It is thought by some social neuroscientists, that as human beings continued to evolve and reap the benefits of social groups and working together, the human brain adapted and evolved to this behavior so that such social connection was experienced in the brain as rewarding. Matthew Lieberman wrote Social: Why Our Brains are Wired to Connect (2013), which provides an overview of the neural pathways in the brain that are associated with communication, socialization, and human connection. This work provides numerous examples of how the brain evolved to be wired in a way that promotes social behaviors. Some studies using brain imaging have demonstrated that as human being take in new information, the brain is interpreting that information in a way that it is already considering how to engaged a future audience to share that information with. In other words, how our brain interprets information is dictated by those in our social environment. In addition, the brain developed a function that researchers call "mentalizing." Mentalizing evolved in the brain to allow human beings to try and psychological read other people with the goal of connecting, cooperating, or in some cases competing. Such research evidence demonstrates the entire circuitry of the brain has been largely formed as the result of social interactions.
Discussing the evolution of humans as social beings also leads to an understanding on how people came to develop skills of empathy and love. There are numerous theories and philosophies on the role of love and empathy in why and how human beings operate socially. For the purpose the article, it is helpful to consider love and empathy as a function of the desire for human connection. Through human connection, the human brain centers for happiness are activated. Happiness leads to motivation and encouragement to continue to advance, which further creates a cycle of self-reinforcement. This cycle has evolved to have different meaning depending on your belief systems and culture. However, it does play a vital role in how human beings operate as social beings.

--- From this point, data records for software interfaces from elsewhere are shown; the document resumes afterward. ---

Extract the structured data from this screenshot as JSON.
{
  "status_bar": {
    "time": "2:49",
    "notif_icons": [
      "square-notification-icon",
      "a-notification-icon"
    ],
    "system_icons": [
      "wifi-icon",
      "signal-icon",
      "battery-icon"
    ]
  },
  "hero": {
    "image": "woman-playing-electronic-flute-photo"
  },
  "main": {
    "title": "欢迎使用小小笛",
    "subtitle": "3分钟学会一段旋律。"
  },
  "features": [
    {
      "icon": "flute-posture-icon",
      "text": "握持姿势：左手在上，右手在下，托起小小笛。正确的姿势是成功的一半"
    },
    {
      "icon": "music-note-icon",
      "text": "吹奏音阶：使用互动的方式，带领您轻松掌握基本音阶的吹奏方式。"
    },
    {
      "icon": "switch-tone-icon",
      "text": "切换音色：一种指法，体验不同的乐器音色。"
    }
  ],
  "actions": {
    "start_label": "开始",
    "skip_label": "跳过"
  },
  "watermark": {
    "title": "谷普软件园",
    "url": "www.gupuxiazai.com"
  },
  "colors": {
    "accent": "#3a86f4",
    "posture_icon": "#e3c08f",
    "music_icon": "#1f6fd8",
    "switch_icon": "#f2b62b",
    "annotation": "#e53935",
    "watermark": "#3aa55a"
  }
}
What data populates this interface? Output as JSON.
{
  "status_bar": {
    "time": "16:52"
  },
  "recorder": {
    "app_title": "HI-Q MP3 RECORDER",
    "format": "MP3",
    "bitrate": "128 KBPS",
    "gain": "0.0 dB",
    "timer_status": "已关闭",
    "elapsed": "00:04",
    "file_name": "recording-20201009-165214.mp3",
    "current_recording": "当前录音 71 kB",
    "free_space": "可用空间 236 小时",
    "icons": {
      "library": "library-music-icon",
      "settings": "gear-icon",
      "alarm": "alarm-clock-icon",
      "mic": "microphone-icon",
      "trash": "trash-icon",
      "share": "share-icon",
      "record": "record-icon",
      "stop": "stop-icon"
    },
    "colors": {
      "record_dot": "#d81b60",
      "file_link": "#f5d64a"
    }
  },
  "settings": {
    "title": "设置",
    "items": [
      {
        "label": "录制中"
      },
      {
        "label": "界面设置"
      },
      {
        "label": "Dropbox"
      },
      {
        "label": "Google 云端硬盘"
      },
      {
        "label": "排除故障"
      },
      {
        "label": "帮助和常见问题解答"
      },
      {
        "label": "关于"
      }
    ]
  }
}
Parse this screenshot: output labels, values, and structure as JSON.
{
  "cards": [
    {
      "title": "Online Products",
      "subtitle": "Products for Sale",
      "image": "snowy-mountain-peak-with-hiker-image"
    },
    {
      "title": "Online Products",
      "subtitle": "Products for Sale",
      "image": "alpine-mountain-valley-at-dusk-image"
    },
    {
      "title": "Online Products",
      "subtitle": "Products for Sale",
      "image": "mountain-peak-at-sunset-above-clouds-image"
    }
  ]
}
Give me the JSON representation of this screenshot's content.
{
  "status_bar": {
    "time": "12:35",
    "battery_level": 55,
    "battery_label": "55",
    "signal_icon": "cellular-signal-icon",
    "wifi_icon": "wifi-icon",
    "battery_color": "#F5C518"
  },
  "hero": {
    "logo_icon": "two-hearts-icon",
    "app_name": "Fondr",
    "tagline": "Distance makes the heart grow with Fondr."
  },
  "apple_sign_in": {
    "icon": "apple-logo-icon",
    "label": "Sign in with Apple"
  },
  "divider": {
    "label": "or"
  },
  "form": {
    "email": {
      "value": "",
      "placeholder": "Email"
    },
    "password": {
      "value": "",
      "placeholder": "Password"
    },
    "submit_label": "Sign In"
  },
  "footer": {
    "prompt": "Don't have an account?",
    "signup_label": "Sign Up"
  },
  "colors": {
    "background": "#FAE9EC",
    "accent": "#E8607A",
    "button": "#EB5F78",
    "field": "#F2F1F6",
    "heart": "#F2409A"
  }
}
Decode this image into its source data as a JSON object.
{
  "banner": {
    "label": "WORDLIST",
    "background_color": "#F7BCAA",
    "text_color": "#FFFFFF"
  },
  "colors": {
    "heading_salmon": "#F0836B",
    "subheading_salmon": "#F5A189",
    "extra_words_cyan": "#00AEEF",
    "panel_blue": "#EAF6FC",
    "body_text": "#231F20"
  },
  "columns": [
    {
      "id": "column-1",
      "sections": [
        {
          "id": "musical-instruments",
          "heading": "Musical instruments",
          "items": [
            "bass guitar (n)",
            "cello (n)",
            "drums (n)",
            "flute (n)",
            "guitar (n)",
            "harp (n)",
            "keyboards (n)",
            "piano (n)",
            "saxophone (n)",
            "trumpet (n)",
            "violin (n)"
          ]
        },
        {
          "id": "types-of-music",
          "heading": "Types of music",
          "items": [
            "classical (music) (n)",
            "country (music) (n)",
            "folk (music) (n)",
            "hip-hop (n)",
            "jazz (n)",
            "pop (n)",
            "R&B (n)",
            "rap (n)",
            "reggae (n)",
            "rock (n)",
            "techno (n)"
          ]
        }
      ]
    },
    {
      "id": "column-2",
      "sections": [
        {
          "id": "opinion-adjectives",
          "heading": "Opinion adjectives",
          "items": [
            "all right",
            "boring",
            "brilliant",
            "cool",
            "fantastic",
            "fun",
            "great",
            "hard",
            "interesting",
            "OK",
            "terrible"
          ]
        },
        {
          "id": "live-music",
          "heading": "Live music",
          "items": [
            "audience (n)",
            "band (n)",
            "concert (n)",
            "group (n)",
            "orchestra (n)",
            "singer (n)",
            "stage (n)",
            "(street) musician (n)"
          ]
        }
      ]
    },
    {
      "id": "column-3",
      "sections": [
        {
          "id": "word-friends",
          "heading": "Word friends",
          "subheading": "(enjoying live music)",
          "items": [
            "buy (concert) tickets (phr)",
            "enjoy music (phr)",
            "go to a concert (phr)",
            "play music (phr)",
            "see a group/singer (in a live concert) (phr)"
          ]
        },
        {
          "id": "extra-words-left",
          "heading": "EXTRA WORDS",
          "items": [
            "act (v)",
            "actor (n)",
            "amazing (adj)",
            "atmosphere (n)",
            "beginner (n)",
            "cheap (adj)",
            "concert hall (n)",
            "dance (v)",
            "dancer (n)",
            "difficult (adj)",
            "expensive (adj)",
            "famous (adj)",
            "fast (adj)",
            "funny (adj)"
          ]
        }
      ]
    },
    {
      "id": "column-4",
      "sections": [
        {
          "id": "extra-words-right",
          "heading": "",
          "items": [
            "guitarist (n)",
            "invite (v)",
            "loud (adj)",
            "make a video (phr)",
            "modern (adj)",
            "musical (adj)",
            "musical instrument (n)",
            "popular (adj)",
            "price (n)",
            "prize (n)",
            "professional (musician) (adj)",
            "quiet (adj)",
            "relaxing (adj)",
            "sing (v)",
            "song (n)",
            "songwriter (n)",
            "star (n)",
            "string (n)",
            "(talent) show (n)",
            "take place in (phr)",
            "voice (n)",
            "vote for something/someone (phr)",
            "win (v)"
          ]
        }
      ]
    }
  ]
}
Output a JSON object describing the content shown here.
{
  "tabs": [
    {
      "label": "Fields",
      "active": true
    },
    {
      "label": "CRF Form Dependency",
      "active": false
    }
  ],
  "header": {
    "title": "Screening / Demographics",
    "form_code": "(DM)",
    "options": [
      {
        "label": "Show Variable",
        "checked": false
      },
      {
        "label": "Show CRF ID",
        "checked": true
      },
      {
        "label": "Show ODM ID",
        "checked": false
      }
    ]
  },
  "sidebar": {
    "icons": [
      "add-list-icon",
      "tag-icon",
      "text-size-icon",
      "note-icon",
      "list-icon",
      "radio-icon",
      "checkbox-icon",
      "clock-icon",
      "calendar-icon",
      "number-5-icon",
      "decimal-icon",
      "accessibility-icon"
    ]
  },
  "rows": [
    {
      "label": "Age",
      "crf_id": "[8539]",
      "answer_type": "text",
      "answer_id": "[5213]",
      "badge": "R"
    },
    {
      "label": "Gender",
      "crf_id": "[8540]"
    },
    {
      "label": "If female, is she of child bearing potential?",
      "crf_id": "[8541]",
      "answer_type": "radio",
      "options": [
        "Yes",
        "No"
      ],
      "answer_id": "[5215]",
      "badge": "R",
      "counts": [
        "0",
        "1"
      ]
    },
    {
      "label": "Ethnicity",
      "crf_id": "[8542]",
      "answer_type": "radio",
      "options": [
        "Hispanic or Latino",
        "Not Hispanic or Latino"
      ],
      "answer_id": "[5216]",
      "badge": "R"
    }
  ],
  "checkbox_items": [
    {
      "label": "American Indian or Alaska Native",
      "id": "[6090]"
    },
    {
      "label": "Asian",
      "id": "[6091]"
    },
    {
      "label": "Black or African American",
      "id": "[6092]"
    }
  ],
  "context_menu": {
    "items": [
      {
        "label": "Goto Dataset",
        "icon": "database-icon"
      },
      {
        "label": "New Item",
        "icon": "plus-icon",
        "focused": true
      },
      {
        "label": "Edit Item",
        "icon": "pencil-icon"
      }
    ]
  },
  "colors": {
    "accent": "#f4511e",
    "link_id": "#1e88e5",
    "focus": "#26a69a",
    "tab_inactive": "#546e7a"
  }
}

Many social evolution experts also discuss the importance of technological advances through history and the role this played in the continued evolution of humans as social beings. As technology advanced, even early on in human evolvement, with the advancement of materials to build with or the discovery of fire, each of these created systems in which human beings also needed to work together, communicate, and connect. In looking through history and the evolution of human beings, every advancement in technology has stemmed from the need to remain social and connected to other groups of humans in some fashion. The 20th century saw the most advancement of any century with the onset of computers and the internet. This has revolutionized the way in which human beings socialize and stay connected.
The literature and discussion on the social evolution of human beings is incredibly expansive. This article provides a brief overlook of the early development of human beings as social creatures and a snapshot understanding of how and why cultures and societies evolved. Understanding a basic idea of how human beings evolved socially helps to lay a foundation for identifying some of the sources for why people are inseparable from other people.